“Framework-words” are part of what I will call in Section 14 the “coatings”: the coatings that out of the words found in a finite path along the Network create a proper sentence.

(1) Not every language deals with such distribution of “content-” and “framework-words” in a similar way. Languages like Chinese and Japanese are much more sparing in their use of “framework-words” than Indo-European languages are. Archaic Chinese for one had very few of those and meaning was emerging essentially from the bringing together – without further qualification – of “content-words”.

(2) Ernest Moody sums up the issue in the following manner: “The signs and expressions from which propositions can be constructed were divided by the mediaeval logicians into two fundamentally different classes: syncategorematic signs, such as have only logical or syntactic functions in sentences, and categorematic signs (i.e. “terms” in the strict sense) such as have independent meaning and can be subjects or predicates of categorical propositions. We may quote Albert of Saxony’s (1316-1390) definitions of these two classes of signs or of “terms” in the broad sense.
‘A categorematic term is said to be one which, taken significatively can be a subject or predicate (…) of a categorical proposition. For example, those terms ‘man’, ‘animal’, ‘stone’, are called categorematic terms because they have a definite and determinate signification. A syncategorematic term, however, is said to be one which, taken significatively, cannot be the subject or the predicate (…) of a categorical proposition.
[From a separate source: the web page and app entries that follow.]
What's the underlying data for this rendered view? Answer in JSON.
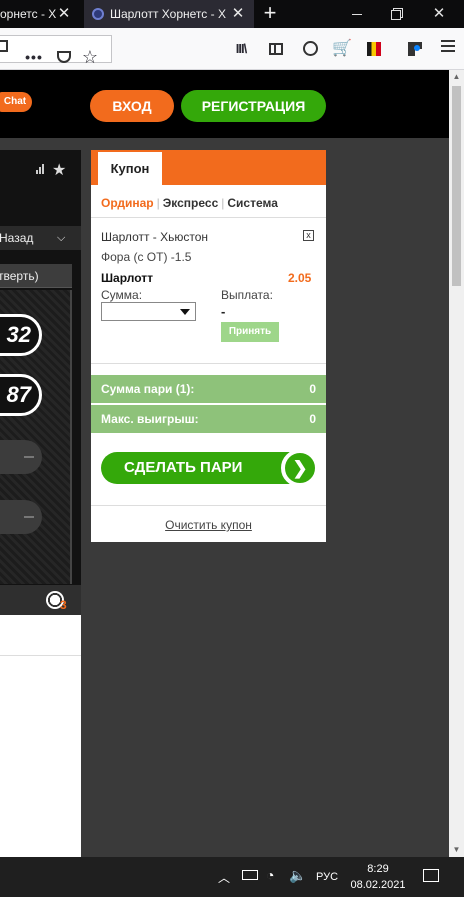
{
  "browser": {
    "tabs": [
      {
        "title": "орнетс - Х",
        "close": "✕"
      },
      {
        "title": "Шарлотт Хорнетс - Х",
        "close": "✕"
      }
    ],
    "new_tab": "+",
    "window_controls": {
      "close": "✕"
    }
  },
  "site": {
    "chat_label": "Chat",
    "login_label": "ВХОД",
    "register_label": "РЕГИСТРАЦИЯ"
  },
  "match_panel": {
    "back_label": "Назад",
    "period_label": "тверть)",
    "score_home": "32",
    "score_away": "87",
    "ball_count": "3"
  },
  "coupon": {
    "tab_label": "Купон",
    "bet_types": [
      "Ординар",
      "Экспресс",
      "Система"
    ],
    "active_bet_type": "Ординар",
    "event": "Шарлотт - Хьюстон",
    "market": "Фора (с ОТ) -1.5",
    "selection": "Шарлотт",
    "odds": "2.05",
    "sum_label": "Сумма:",
    "payout_label": "Выплата:",
    "payout_value": "-",
    "accept_label": "Принять",
    "total_stake_label": "Сумма пари (1):",
    "total_stake_value": "0",
    "max_win_label": "Макс. выигрыш:",
    "max_win_value": "0",
    "make_bet_label": "СДЕЛАТЬ ПАРИ",
    "clear_label": "Очистить купон"
  },
  "taskbar": {
    "language": "РУС",
    "time": "8:29",
    "date": "08.02.2021"
  },
  "colors": {
    "accent_orange": "#f26b1d",
    "accent_green": "#34a80a",
    "sum_bar_green": "#8ec27a"
  },
  "icons": [
    "stats-icon",
    "favorite-star-icon",
    "chevron-down-icon",
    "soccer-ball-icon",
    "remove-x-icon",
    "arrow-right-icon",
    "library-icon",
    "sidebar-icon",
    "account-icon",
    "cart-icon",
    "flag-icon",
    "extension-icon",
    "menu-icon",
    "pocket-icon",
    "bookmark-star-icon"
  ]
}
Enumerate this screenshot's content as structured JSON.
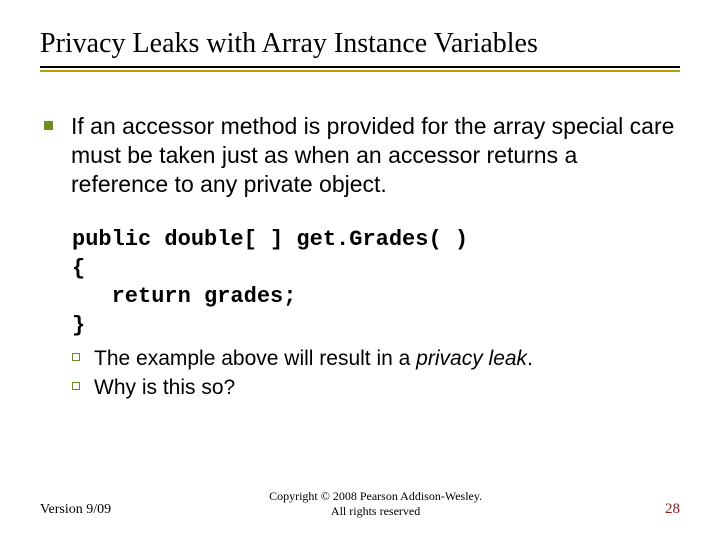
{
  "title": "Privacy Leaks with Array Instance Variables",
  "para1": "If an accessor method is provided for the array special care must be taken just as when an accessor returns a reference to any private object.",
  "code": "public double[ ] get.Grades( )\n{\n   return grades;\n}",
  "sub1_a": "The example above will result in a ",
  "sub1_b": "privacy leak",
  "sub1_c": ".",
  "sub2": "Why is this so?",
  "footer": {
    "version": "Version 9/09",
    "copyright_l1": "Copyright © 2008 Pearson Addison-Wesley.",
    "copyright_l2": "All rights reserved",
    "page": "28"
  }
}
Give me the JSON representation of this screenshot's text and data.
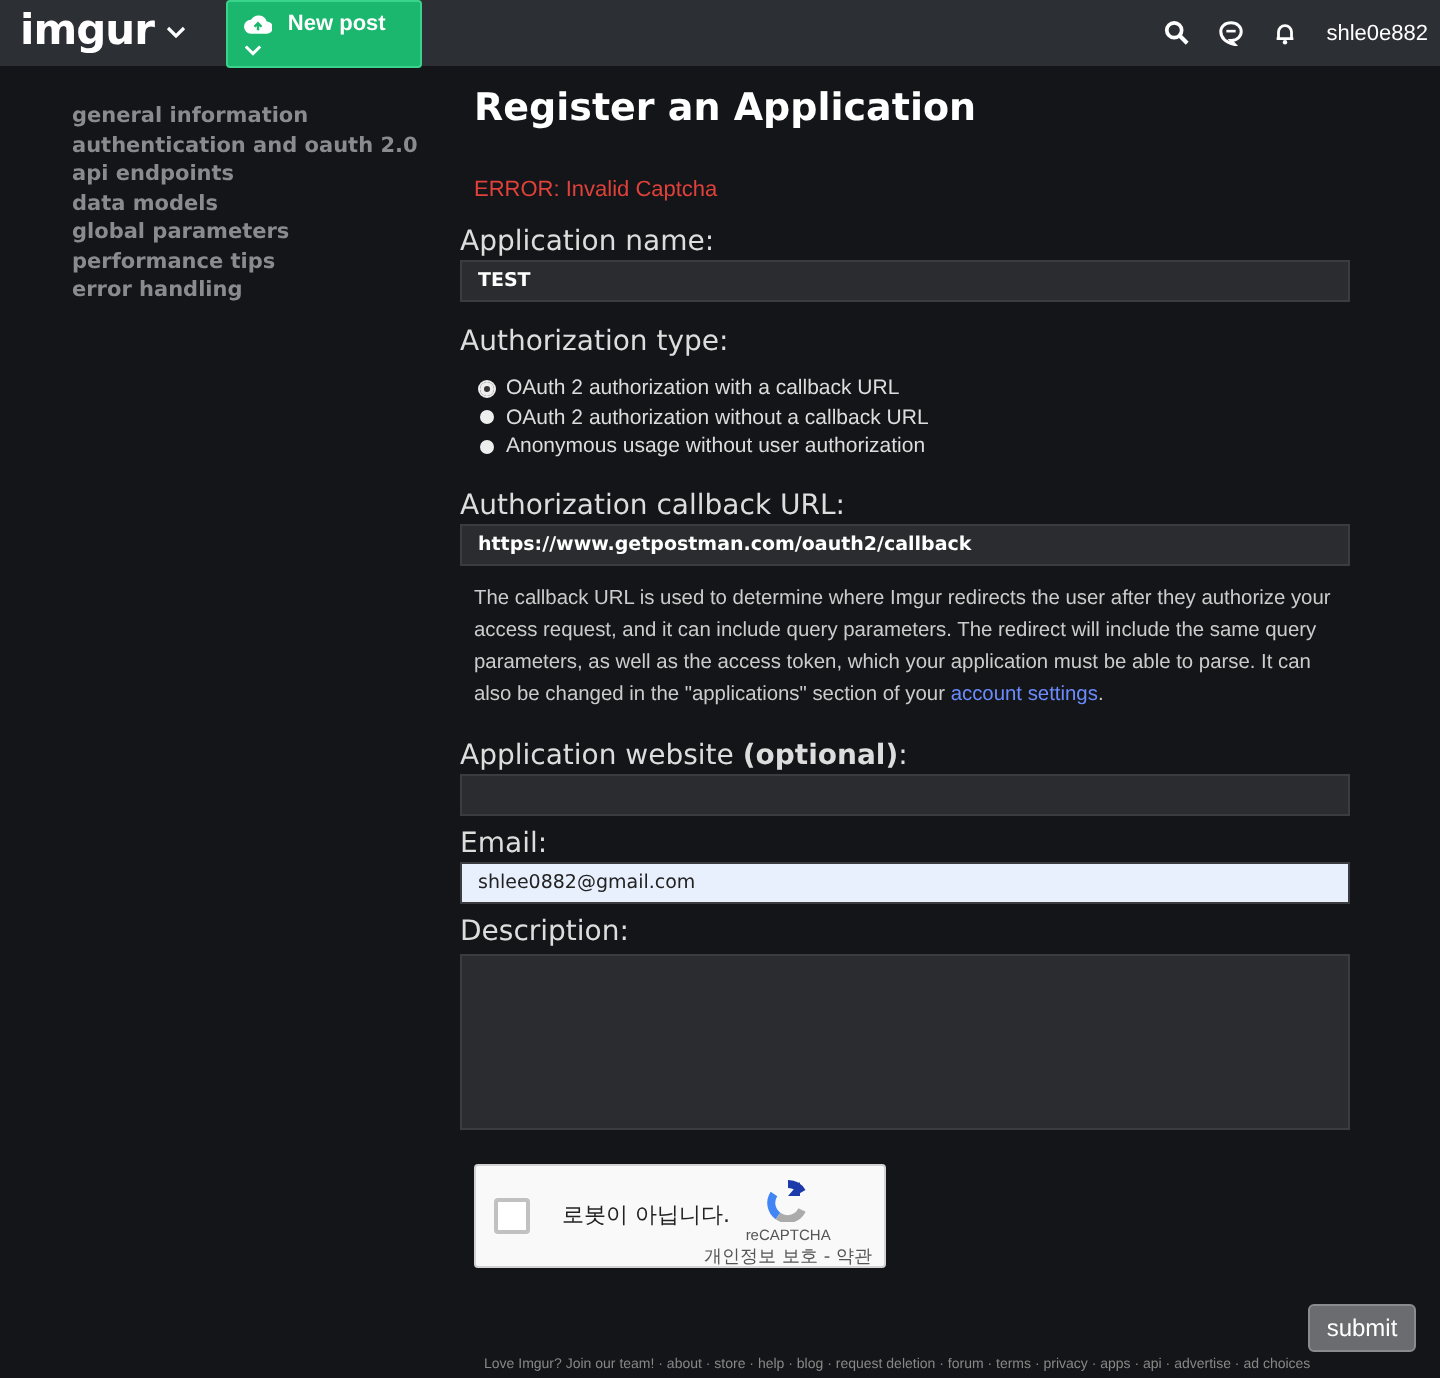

Of the kind are these terms ‘every’, ‘not any’, ‘some’, etc. which are called signs of universality or particularity; and similarly, signs of negation such as this negative ‘not’, and signs of composition such as this conjunction ‘and’, and disjunctions such as this disjunctive ‘or’, and exclusive or exceptive propositions such as ‘other than’, ‘only’, and words of this sort’ (Logica I). In the 14th century it became customary to call the categorematic terms the matter of propositions, and the syncategorematic signs (as well as the order and arrangement of the constituents of the sentence), the form of propositions (Moody 1953: 16-17)

Moody, E. A. 1953 Truth and consequence in Mediaeval Logic, Amsterdam: North-Holland

Ryle, G., 1954 Dilemmas, The Tarner Lectures 1953, Cambridge: Cambridge University Press